heir dealings with their servants.
His own clock will help us answer these questions.
In Charles Brooks' History of Medford, is a story that is still touching, even if it is packed away in a lot nning a course of plunder and slaughter, killed, among others, the parents of these children.
Mr. Brooks relates how the orphans in some unknown way escaped and fled to the wharves and found a friendigation into this tradition will give us an insight into the Medford homes of two centuries ago. Brooks, in his history, used about all the existing material concerning John Albree.
The first record n different ways, according to which word, orphans or clock, made the deeper impression.
To Charles Brooks' sympathetic nature, the word orphans appealed.
His history shows what a delightful man he cial acts, determined for us who twenty-five of the best citizens were, and the list is found in Brooks' History of Medford (page 334). Who of us would dare to serve on a committee to nominate the twe
f the blaze was at such distance from the reservoir that one company had to draw and pass the water to the tub nearest the fire.
The rivalry here was unbounded, and the washing (that is, causing an overflow), or the emptying of the tub nearest the fire, called for the loudest of cheers from the victorious company.
Fires were sometimes set by persons who coveted the enjoyment of this rivalry.
Of this a notorious instance occurred soon after the completion of the reservoir at the head of Brooks park in 1853.
A fire was first set in the stable at the Royall House, and when that was nearly consumed, another was started in a barn on the south corner of Main street and Stearns avenue.

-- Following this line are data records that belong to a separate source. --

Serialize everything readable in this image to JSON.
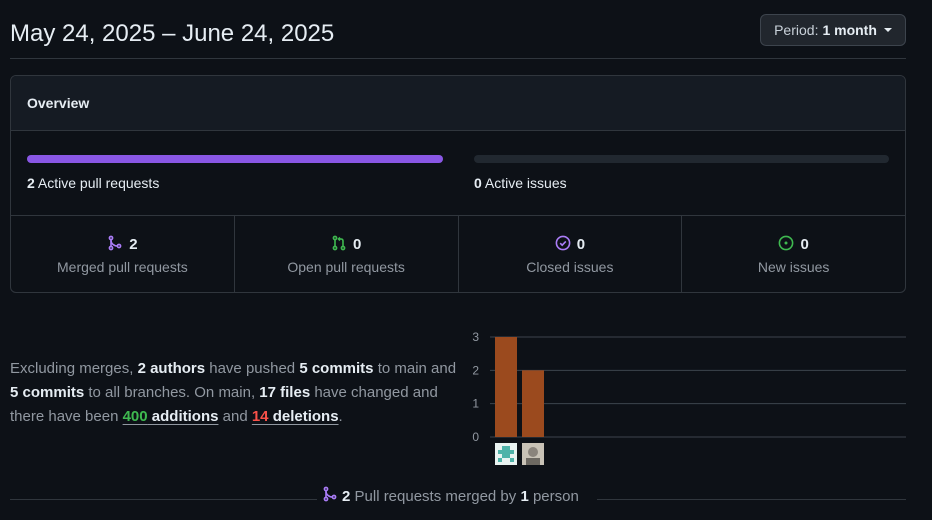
{
  "header": {
    "title": "May 24, 2025 – June 24, 2025",
    "period_label": "Period:",
    "period_value": "1 month"
  },
  "overview": {
    "title": "Overview",
    "active_prs": {
      "count": "2",
      "label": "Active pull requests",
      "fraction": 1.0
    },
    "active_issues": {
      "count": "0",
      "label": "Active issues",
      "fraction": 0.0
    },
    "stats": [
      {
        "icon": "merge-icon",
        "count": "2",
        "label": "Merged pull requests",
        "color": "#ab7df8"
      },
      {
        "icon": "pull-request-icon",
        "count": "0",
        "label": "Open pull requests",
        "color": "#3fb950"
      },
      {
        "icon": "issue-closed-icon",
        "count": "0",
        "label": "Closed issues",
        "color": "#ab7df8"
      },
      {
        "icon": "issue-opened-icon",
        "count": "0",
        "label": "New issues",
        "color": "#3fb950"
      }
    ]
  },
  "summary": {
    "t1": "Excluding merges, ",
    "authors": "2 authors",
    "t2": " have pushed ",
    "commits_main": "5 commits",
    "t3": " to main and ",
    "commits_all": "5 commits",
    "t4": " to all branches. On main, ",
    "files": "17 files",
    "t5": " have changed and there have been ",
    "additions_num": "400",
    "additions_word": " additions",
    "t6": " and ",
    "deletions_num": "14",
    "deletions_word": " deletions",
    "t7": "."
  },
  "chart_data": {
    "type": "bar",
    "categories": [
      "author-1",
      "author-2"
    ],
    "values": [
      3,
      2
    ],
    "ylim": [
      0,
      3
    ],
    "yticks": [
      "0",
      "1",
      "2",
      "3"
    ],
    "bar_color": "#9b4a1e",
    "grid": true
  },
  "footer": {
    "count": "2",
    "t1": " Pull requests merged by ",
    "persons": "1",
    "t2": " person"
  },
  "colors": {
    "background": "#0d1117",
    "accent_purple": "#8957e5",
    "green": "#3fb950",
    "red": "#f85149"
  }
}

Saturday night was chosen for the sport, which did not end till well into Sunday morning.
The most disastrous fire the town ever suffered occurred November 2, 1850, when the buildings, thirty-six in all, on both sides of Main street, from the bridge to South street, were consumed.
Fifteen engines cam
re James Bride and Augustus Baker.
Directly opposite the hotel, on the site of the present police station, was the home of Nathan Wait, blacksmith.
His buildings extended on Short street (Swan) to Union street, and his premises, on Union and Main street to the Sparrell estate.
The three dwelling houses next south of the police station, and others in the rear, are on land which was Mr. Wait's orchard.
Mr. Wait's shop was near Cradock bridge; he carried on business there for fifty years. Brooks' history accords him the honor of being the first to rescue a fugitive slave in the United States.
He died in Medford, January 5, 1840.
Jonathan Perkins, who married Nathan Wait's daughter, built, lived and died in the third house from the police station.
It was the first dwelling built in Mr. Wait's orchard.
John Sparrell, ship builder, surveyor of land, wood and lumber, and general business man, owned the next lot. His house is still in the possession of his family, and is known as No.